§ Task
A complete answer includes every line below with the word "Alive".

§ Information provided
++++++++
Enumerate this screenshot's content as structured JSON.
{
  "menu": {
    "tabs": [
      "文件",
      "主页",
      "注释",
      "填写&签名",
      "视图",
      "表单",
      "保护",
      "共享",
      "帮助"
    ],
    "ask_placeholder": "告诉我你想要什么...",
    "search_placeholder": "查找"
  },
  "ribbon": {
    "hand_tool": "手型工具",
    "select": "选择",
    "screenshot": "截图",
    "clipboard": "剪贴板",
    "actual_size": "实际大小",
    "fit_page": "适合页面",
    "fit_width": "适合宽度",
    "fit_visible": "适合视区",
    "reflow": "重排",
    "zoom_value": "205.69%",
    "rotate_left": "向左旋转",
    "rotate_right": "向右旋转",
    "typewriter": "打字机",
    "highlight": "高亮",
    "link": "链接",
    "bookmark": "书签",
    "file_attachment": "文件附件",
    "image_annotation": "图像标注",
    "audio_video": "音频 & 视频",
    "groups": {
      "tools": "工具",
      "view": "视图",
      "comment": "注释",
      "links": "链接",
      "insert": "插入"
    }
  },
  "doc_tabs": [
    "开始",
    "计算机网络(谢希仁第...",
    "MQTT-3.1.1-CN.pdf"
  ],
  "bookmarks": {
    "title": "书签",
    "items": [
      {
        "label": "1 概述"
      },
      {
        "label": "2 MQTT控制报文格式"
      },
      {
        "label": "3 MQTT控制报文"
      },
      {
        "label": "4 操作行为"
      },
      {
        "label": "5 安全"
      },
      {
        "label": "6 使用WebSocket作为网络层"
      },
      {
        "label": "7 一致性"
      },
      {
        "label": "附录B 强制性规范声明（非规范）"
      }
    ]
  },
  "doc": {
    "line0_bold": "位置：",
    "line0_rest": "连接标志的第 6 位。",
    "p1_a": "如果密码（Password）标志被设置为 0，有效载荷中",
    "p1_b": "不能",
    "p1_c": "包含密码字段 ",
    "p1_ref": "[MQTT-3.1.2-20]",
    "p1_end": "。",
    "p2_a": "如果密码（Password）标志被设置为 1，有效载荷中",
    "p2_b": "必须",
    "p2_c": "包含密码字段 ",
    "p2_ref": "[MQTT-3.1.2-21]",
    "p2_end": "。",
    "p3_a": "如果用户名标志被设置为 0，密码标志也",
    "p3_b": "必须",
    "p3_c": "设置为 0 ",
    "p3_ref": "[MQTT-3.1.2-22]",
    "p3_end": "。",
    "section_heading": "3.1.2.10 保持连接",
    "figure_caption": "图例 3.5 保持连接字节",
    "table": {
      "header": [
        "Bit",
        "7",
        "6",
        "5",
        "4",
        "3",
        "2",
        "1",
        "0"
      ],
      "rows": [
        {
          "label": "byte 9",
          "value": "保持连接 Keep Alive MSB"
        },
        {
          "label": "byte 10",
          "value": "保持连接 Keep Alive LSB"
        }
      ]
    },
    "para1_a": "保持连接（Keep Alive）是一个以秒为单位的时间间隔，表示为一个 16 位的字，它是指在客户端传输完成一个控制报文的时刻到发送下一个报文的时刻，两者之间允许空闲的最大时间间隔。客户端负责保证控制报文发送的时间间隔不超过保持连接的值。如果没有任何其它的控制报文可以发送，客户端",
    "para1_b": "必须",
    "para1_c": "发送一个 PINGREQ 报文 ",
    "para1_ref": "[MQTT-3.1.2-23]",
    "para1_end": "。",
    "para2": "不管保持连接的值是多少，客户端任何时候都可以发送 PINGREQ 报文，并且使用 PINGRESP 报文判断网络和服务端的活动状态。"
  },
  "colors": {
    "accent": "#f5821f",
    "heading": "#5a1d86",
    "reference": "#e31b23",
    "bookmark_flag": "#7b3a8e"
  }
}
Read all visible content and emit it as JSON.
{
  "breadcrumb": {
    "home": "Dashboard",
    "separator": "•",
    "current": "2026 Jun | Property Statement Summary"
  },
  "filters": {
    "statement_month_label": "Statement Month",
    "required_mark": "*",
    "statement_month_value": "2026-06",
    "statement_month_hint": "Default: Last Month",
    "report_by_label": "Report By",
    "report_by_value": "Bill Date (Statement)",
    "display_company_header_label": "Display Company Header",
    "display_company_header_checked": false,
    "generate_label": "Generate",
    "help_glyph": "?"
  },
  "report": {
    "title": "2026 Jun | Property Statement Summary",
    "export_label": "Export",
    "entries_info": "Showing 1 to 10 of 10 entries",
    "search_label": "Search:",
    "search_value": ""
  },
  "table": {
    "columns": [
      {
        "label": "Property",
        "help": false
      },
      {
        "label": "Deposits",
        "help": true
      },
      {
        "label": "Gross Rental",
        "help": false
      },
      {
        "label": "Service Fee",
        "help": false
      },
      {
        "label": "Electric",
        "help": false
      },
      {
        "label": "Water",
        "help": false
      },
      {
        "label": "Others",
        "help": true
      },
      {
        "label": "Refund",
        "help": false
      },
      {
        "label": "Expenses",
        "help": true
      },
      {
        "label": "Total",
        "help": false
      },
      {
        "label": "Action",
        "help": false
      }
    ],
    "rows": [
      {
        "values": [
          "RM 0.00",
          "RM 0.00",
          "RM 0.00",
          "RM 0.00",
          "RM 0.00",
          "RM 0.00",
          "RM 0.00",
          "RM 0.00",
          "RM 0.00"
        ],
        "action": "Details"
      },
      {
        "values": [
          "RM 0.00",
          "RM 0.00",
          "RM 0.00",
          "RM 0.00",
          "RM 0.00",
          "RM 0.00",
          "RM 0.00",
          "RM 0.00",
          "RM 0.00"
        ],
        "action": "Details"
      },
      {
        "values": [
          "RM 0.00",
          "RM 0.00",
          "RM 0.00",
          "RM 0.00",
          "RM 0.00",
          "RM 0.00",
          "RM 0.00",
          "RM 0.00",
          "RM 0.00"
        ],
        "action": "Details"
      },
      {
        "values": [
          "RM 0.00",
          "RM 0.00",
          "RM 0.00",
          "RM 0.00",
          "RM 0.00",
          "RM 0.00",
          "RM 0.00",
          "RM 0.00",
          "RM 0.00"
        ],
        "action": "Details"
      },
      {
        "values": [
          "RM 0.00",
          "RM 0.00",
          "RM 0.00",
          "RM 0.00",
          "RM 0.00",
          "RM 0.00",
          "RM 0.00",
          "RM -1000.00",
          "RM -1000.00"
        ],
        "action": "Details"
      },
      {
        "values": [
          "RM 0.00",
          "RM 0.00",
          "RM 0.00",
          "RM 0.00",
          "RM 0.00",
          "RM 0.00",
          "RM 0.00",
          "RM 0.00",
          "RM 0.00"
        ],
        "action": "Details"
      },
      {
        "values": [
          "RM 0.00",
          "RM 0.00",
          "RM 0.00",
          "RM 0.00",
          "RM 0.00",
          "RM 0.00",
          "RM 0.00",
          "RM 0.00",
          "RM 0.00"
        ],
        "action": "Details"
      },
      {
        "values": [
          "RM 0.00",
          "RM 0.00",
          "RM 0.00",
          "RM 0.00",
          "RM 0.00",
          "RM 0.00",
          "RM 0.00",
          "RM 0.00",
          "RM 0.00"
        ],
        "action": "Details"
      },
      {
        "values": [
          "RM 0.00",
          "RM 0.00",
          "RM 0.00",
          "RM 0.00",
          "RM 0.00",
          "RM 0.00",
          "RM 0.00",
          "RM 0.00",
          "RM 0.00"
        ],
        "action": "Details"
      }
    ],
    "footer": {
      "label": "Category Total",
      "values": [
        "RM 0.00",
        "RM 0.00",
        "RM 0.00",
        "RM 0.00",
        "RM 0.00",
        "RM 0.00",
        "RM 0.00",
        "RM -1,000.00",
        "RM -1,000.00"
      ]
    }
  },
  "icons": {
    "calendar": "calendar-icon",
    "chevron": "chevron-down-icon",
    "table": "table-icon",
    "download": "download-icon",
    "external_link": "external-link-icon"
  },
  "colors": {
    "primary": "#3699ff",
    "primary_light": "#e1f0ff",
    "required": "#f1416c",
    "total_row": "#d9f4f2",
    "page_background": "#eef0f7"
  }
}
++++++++
§ Completed exercise
          "value": "保持连接 Keep Alive MSB"
          "value": "保持连接 Keep Alive LSB"
    "para1_a": "保持连接（Keep Alive）是一个以秒为单位的时间间隔，表示为一个 16 位的字，它是指在客户端传输完成一个控制报文的时刻到发送下一个报文的时刻，两者之间允许空闲的最大时间间隔。客户端负责保证控制报文发送的时间间隔不超过保持连接的值。如果没有任何其它的控制报文可以发送，客户端",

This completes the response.